AUGUSTE RODIN (1840-1917)
Bacchanale, 
16 x 19 x 16 in (48 x 41 x 41 cm)
Edition: 5/8
Materials: Bronze
Markings: Inscribed A. Rodin, © by Musée Rodin, numbered, dated and stamped with foundry mark

Additional Notes:

Other casts: Shizuoka, Prefectural Museum of Art; Séoul, Rodin Gallery; São Paulo, State Picture Gallery

This group, which is difficult to date accurately, is a perfect example of the assemblages produced by Rodin starting in the second half of the 1880s.  The composition consists of a female centaur, whose torso is taken directly from that of his Méditation, and a bacchante, reconstituted from the Torse d’Adèle.  These two figures were originally placed at the two ends of the tympanum of La Porte de l’Enfer, and are formally linked by way of a diagonal axis, the curve of the statue of Méditation echoing the arched Torse d’Adèle

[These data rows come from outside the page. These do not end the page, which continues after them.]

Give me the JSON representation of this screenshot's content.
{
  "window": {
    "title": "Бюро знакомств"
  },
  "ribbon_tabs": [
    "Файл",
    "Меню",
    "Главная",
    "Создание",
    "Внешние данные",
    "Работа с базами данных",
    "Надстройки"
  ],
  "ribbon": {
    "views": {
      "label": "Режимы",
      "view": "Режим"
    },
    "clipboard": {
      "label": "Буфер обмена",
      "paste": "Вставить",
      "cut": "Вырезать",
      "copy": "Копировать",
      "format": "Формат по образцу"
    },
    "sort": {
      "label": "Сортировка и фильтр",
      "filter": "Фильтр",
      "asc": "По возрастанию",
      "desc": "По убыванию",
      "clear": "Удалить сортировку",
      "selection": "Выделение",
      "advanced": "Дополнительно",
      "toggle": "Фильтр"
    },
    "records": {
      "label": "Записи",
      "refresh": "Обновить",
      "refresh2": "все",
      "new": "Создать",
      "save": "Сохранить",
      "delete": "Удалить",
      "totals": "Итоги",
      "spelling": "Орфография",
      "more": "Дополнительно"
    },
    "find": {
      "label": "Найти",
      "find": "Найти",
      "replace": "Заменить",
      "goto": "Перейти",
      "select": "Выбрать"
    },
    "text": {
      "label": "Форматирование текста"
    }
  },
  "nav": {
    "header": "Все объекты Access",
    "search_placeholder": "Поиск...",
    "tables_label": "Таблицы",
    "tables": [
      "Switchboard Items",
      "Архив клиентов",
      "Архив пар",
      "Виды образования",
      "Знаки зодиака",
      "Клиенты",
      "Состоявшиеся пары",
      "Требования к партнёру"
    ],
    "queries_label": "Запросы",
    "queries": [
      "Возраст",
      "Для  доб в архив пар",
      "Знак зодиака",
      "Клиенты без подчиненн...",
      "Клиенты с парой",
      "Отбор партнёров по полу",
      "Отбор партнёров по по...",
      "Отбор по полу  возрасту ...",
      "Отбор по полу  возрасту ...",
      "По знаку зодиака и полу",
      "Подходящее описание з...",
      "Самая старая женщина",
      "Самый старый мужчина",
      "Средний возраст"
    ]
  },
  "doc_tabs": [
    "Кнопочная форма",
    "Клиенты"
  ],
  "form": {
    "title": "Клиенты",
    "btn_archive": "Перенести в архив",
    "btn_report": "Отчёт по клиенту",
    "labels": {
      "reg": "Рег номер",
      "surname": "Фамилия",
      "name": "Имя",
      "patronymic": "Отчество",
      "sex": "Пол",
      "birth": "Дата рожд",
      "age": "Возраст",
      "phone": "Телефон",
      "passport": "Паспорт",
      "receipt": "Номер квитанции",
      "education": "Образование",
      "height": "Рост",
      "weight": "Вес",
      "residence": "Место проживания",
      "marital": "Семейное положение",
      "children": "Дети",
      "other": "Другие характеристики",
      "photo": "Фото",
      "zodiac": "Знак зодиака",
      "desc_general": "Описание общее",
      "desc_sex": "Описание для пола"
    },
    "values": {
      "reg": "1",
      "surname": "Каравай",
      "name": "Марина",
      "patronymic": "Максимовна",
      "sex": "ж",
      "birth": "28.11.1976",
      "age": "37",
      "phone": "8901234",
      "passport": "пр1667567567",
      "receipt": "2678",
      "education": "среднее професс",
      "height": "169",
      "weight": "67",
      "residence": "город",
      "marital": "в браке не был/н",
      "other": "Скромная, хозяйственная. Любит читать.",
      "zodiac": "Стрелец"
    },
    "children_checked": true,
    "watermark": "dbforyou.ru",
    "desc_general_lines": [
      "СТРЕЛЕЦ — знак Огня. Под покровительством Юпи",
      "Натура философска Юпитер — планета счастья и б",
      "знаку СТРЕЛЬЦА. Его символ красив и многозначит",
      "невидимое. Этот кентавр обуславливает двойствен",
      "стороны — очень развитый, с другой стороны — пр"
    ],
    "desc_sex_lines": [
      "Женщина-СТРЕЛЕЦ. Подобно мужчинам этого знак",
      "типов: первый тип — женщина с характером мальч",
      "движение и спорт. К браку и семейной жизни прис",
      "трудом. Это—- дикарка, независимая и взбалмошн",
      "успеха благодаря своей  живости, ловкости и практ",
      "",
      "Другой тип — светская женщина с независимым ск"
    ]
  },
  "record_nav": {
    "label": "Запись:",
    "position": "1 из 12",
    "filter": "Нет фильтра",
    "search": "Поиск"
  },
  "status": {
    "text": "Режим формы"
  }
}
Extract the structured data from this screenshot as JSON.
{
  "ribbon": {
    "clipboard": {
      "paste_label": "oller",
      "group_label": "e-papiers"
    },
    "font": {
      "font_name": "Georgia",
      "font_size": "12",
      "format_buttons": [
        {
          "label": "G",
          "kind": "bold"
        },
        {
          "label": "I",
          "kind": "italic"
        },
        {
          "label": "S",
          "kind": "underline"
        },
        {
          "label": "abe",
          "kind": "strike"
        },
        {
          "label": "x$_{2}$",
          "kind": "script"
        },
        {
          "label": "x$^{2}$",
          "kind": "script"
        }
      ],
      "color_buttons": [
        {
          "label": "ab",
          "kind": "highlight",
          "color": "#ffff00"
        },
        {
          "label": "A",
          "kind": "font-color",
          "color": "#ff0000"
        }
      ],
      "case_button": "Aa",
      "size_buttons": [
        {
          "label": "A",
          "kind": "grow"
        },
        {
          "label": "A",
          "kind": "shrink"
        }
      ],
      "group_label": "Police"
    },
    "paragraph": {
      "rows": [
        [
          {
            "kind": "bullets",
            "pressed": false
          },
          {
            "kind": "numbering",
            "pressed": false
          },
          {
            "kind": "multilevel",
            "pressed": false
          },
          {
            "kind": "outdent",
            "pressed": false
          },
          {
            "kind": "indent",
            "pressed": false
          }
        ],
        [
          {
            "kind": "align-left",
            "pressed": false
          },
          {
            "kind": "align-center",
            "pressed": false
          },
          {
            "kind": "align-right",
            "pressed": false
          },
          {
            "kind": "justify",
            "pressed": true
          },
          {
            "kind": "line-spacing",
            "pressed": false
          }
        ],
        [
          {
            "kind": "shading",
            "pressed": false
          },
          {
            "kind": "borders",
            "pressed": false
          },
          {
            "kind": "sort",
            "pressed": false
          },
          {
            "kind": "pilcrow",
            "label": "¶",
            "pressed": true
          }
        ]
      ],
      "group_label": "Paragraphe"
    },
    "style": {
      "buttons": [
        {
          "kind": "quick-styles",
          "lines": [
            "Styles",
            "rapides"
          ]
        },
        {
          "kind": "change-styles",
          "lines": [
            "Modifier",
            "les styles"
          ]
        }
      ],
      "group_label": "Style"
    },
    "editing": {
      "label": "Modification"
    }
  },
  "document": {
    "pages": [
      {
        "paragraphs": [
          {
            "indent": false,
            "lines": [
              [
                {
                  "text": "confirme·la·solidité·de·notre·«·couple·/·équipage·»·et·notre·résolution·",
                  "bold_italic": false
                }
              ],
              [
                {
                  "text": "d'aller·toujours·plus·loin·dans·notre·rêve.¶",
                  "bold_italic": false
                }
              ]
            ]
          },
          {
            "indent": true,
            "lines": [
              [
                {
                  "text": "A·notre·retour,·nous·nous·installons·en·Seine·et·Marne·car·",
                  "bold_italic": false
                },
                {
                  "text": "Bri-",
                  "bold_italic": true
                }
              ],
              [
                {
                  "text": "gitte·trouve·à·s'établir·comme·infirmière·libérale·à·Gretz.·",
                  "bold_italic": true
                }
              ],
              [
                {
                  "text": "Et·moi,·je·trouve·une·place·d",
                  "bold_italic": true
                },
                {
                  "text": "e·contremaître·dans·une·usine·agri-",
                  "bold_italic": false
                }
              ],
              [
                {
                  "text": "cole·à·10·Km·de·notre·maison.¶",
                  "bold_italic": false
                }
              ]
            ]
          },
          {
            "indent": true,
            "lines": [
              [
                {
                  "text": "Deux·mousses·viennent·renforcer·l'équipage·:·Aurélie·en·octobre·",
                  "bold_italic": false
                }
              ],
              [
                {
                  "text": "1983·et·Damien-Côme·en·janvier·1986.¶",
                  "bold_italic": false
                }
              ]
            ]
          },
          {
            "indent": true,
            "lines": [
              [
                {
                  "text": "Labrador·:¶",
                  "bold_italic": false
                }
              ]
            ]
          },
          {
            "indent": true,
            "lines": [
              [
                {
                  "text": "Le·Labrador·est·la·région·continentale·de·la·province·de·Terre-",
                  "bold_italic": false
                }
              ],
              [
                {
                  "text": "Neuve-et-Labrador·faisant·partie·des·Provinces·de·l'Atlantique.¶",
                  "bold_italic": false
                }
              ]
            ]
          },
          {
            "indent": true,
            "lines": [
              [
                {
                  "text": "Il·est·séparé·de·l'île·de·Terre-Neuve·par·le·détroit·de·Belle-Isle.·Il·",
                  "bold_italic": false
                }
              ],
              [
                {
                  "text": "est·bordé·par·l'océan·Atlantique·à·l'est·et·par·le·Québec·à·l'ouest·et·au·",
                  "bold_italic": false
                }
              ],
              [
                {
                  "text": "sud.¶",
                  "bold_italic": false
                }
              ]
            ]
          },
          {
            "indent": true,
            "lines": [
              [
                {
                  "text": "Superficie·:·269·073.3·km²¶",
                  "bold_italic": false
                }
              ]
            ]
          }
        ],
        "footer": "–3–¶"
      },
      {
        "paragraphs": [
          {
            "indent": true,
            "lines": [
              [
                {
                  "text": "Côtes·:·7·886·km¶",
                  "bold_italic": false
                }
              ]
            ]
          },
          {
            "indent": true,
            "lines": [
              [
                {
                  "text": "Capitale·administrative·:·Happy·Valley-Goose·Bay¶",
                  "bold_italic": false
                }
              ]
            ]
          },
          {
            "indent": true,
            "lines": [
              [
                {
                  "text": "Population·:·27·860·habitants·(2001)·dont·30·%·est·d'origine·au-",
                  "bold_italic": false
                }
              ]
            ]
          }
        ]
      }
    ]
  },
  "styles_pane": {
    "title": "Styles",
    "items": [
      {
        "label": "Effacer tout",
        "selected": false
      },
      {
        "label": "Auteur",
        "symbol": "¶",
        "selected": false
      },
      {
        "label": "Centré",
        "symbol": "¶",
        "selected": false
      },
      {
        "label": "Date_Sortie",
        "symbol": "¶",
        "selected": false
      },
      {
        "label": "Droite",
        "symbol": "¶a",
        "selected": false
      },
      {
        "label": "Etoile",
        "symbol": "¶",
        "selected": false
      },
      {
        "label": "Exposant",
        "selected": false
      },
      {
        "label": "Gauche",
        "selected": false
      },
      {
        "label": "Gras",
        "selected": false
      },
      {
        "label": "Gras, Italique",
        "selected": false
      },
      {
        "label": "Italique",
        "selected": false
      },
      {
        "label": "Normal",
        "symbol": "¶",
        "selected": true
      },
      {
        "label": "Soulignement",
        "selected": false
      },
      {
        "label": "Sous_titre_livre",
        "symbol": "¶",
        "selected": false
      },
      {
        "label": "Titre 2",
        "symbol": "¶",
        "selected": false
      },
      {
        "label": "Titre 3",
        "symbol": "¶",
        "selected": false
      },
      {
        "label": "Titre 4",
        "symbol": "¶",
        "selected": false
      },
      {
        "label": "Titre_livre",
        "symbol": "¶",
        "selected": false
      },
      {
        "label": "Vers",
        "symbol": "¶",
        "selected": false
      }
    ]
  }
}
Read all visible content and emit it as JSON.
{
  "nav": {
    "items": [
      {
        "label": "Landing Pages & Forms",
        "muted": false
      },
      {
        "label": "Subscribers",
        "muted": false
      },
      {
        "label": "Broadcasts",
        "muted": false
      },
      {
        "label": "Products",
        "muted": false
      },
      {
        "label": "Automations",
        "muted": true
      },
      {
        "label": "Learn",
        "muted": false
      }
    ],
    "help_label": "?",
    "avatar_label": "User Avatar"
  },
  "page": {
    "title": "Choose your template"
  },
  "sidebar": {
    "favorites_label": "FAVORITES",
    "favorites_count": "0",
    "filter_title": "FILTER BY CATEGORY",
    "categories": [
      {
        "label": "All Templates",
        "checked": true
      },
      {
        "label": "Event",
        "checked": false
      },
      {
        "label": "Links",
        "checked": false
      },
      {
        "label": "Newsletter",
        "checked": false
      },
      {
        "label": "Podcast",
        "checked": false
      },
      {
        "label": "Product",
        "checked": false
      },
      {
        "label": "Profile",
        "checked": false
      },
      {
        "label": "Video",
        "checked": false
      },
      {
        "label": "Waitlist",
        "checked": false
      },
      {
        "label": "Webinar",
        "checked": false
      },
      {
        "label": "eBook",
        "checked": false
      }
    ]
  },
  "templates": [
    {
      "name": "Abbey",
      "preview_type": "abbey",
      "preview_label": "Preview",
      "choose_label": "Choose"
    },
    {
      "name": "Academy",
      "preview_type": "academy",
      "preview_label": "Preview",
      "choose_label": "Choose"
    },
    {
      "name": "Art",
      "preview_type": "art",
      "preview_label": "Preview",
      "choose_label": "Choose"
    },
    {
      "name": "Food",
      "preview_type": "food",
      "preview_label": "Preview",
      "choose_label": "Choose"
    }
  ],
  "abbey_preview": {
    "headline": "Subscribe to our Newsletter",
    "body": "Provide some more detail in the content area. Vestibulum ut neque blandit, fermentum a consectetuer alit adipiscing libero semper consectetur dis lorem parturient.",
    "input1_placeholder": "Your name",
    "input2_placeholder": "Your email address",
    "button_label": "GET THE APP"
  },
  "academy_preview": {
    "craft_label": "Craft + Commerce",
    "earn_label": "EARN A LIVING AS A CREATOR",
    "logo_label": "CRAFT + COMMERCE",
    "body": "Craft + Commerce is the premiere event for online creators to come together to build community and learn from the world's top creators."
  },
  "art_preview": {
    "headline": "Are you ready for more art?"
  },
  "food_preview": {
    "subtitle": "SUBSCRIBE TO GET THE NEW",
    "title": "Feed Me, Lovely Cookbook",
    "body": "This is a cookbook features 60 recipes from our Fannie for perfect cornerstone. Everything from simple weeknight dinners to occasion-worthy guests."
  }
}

The fantastic centaurs - half-human, half-horse - were an essential element of Dionysian processions; for the Greeks they symbolized bestial appetites. They inspired Rodin early on in his career, and he frequently used them in female form in both sculptures and drawings, playing on the contrast between the human and the animal, the rational and the irrational. This Bacchanale perfectly synthesizes Rodin’s formal study of the female body. He was fascinated by the portrayal of Lesbian couples by artists such as Degas and Rops, and the press referred to him as the "Great Faun."